#### Task brief
Drop every picture, then print the rest of the listing exactly as given.

[Material for the task — start]

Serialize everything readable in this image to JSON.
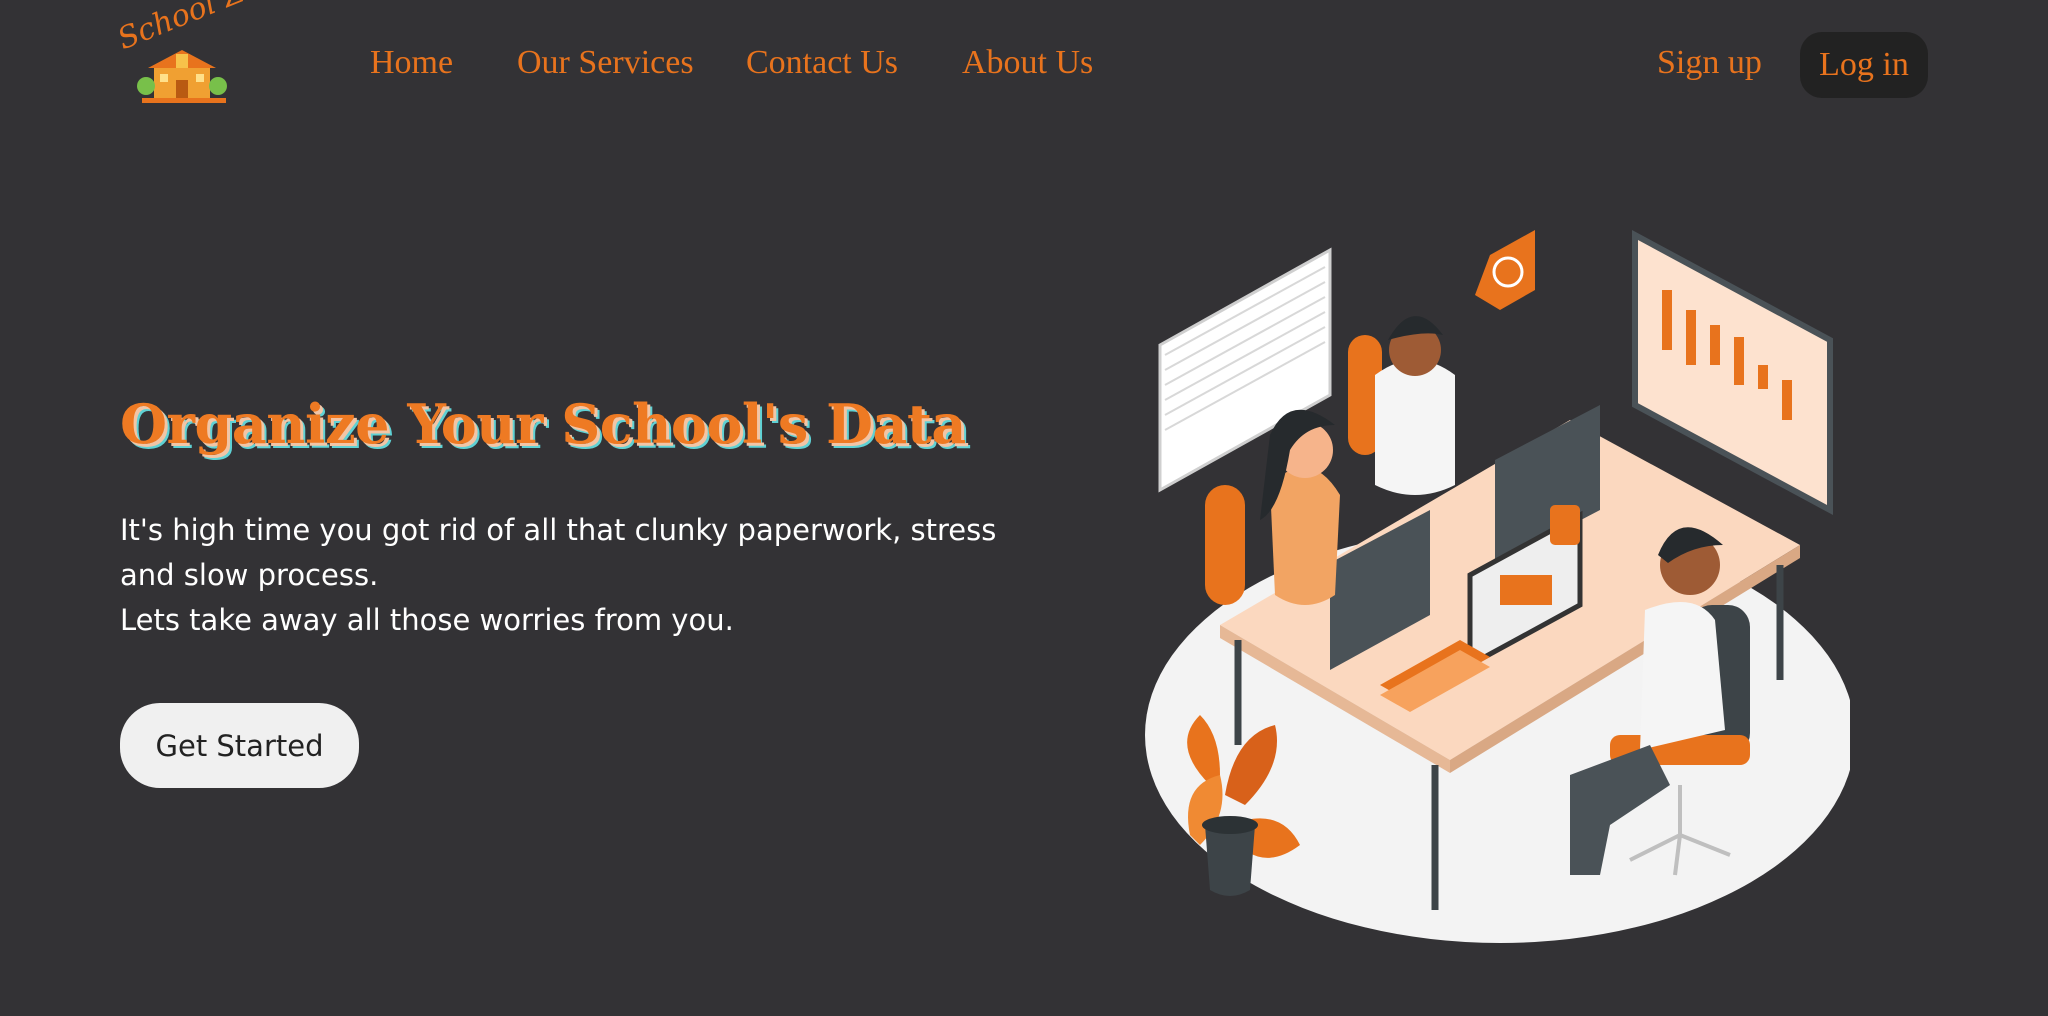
{
  "nav": {
    "logo_text": "School Zone",
    "links": [
      "Home",
      "Our Services",
      "Contact Us",
      "About Us"
    ],
    "signup": "Sign up",
    "login": "Log in"
  },
  "hero": {
    "title": "Organize Your School's Data",
    "line1": "It's high time you got rid of all that clunky paperwork, stress and slow process.",
    "line2": "Lets take away all those worries from you.",
    "cta": "Get Started"
  },
  "colors": {
    "background": "#333235",
    "accent": "#e8731d",
    "login_bg": "#222222",
    "button_bg": "#f0f0f0"
  }
}
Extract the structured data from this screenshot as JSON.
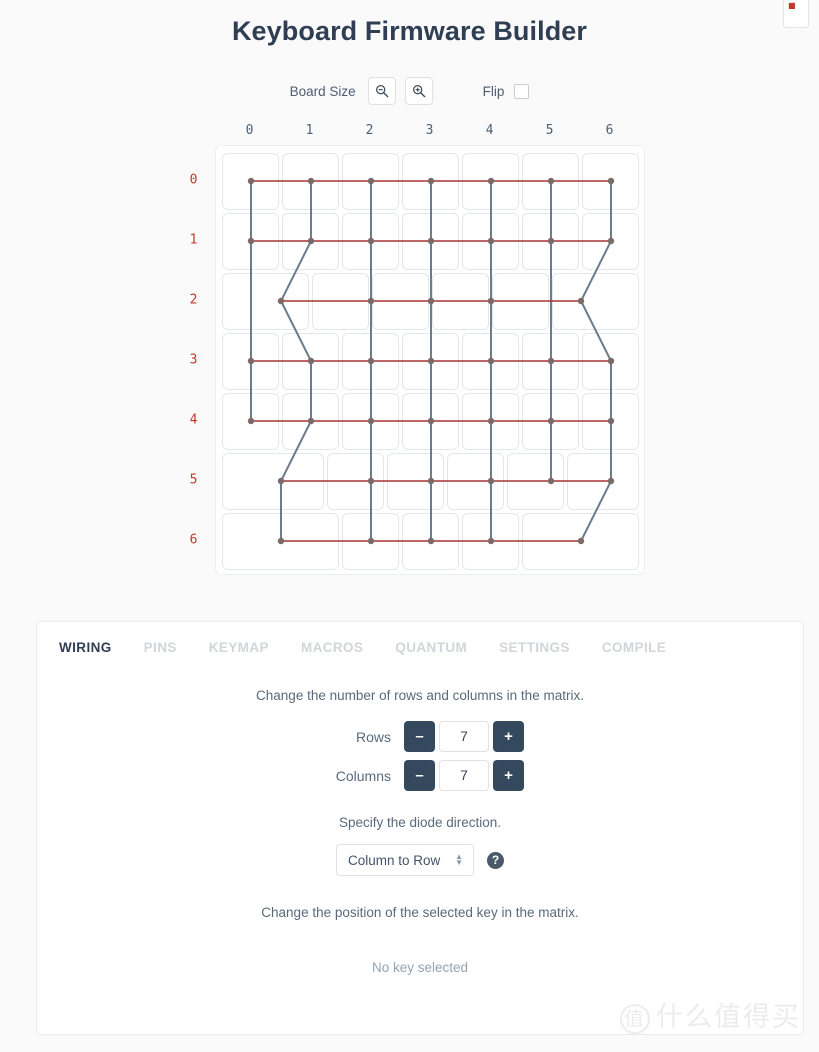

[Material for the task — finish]

#### Response to this exercise
Serialize everything readable in this image to JSON.
{
  "nav": {
    "logo_text": "School Zone",
    "links": [
      "Home",
      "Our Services",
      "Contact Us",
      "About Us"
    ],
    "signup": "Sign up",
    "login": "Log in"
  },
  "hero": {
    "title": "Organize Your School's Data",
    "line1": "It's high time you got rid of all that clunky paperwork, stress and slow process.",
    "line2": "Lets take away all those worries from you.",
    "cta": "Get Started"
  },
  "colors": {
    "background": "#333235",
    "accent": "#e8731d",
    "login_bg": "#222222",
    "button_bg": "#f0f0f0"
  }
}
Extract the structured data from this screenshot as JSON.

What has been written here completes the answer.